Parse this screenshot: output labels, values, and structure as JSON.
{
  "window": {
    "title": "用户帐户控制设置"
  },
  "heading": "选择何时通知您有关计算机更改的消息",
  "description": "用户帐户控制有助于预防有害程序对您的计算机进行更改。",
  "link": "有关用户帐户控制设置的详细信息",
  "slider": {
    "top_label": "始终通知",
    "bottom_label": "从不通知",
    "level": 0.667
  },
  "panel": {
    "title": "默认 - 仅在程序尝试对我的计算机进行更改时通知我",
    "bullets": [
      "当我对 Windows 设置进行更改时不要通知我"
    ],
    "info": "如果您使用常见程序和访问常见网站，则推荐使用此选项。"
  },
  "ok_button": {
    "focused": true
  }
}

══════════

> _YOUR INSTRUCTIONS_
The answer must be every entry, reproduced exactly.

> _YOUR SOLUTION_
Parse this screenshot: output labels, values, and structure as JSON.
{
  "window": {
    "title": "用户帐户控制设置"
  },
  "heading": "选择何时通知您有关计算机更改的消息",
  "description": "用户帐户控制有助于预防有害程序对您的计算机进行更改。",
  "link": "有关用户帐户控制设置的详细信息",
  "slider": {
    "top_label": "始终通知",
    "bottom_label": "从不通知",
    "level": 0.667
  },
  "panel": {
    "title": "默认 - 仅在程序尝试对我的计算机进行更改时通知我",
    "bullets": [
      "当我对 Windows 设置进行更改时不要通知我"
    ],
    "info": "如果您使用常见程序和访问常见网站，则推荐使用此选项。"
  },
  "ok_button": {
    "focused": true
  }
}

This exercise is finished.